The first level of representation is the here and now. All you can think about, if you can think at all, is the situation you are currently in. The second level of representation is when you can think about something not present at the moment, but that you know because you have encountered it before. The third level is when you can think about something that is new, but put together from elements of your past experience. Chimps may be able to do this, Devlin thinks, but he is dubious.
Only humans, however, are able to attain the fourth level, which is representing (reflecting upon) abstractions that were never part of concrete experience. He calls this "off-line thinking." It enables us, he says, to live in the "wide-open spaces" of symbolic thought, seeing real and imaginary events as patterns rather than as sequences of rules.
What gives us that unique ability for abstract thought, apart from our large brain? Devlin argues that it is only language that enables us to pursue and understand mathematical patterns and other aspects of off-line thought. Given language, mathematics is inevitable.
But language itself would never exist without off-line thinking, continues Devlin. In fact, language and off-line thinking boil down to the same thing. You can't have one without the other, and they developed together¨not as a direct result of evolution, but as a by-product of our big brain.

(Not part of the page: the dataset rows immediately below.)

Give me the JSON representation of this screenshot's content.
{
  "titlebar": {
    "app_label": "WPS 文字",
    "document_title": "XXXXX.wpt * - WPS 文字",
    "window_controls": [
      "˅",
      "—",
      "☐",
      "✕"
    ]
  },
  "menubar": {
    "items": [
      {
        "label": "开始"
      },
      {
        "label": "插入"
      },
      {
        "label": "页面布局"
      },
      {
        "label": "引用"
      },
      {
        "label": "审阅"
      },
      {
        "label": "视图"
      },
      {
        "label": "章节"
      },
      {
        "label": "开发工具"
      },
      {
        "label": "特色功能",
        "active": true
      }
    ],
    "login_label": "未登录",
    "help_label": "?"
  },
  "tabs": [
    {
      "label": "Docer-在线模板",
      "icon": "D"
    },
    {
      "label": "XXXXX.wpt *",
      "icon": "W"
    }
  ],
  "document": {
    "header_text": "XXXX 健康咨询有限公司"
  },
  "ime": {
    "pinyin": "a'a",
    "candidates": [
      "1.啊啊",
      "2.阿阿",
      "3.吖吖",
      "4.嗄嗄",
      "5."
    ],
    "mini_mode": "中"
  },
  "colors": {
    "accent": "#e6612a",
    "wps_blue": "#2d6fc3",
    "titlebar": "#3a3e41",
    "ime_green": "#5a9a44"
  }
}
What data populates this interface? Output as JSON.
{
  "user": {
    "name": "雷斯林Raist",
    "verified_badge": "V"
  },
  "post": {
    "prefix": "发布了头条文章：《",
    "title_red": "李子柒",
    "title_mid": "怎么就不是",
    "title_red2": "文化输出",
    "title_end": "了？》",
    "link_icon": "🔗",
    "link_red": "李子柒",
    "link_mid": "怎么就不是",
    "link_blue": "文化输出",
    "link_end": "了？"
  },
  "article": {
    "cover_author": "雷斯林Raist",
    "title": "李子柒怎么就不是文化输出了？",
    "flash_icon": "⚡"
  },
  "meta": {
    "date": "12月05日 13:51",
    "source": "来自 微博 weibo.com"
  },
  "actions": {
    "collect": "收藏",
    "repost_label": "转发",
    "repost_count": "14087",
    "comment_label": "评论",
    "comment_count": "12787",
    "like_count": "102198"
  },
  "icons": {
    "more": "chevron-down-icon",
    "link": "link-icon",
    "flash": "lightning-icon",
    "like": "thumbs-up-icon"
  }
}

What brought about the big brain, and therefore language and mathematics? Evolutionary chance. Some people, by chance, were born with slightly bigger brains. Others, no doubt, were born with slightly bigger feet. Those with bigger brains begot chains of bigger-brained offspring, at least one of which survived to beget everyone in the world today. Those with bigger feet, fortunately, did not survive.
And why did off-line thinking and language develop? It is here that Devlin is most original, or outrageous. When our ancestors left the trees (Devlin blames meteorites) and took to an organized terrestrial life, they needed to keep track of personal relationships. Language as we know it, with its complex reflective syntax and story patterns, developed as a way to talk about what everyone was doing. Gossip, in other words (Devlin's word).
Our attention to patterns and relationships is the reason, in the long run, we got numbers and mathematics. Numbers, as Devlin's sub-title asserts, are like gossip. Mathematicians do their job by exploring the relationships they find in the topics they study.
Why should many people find mathematics inaccessible? Here Devlin is relentless in asserting that "math is hard." Math involves tedious exercises and its value is inadequately explained, so many students aren't motivated to made the effort. It's like running a marathon, he says. You have to want to succeed.
It's an interesting tale, like all speculations about evolution, even if untestable and devoid of any practical utility. ˛
Frank Smith lives in Victoria, BC. His latest publication is The Book of Learning and Forgetting (Teachers College Press).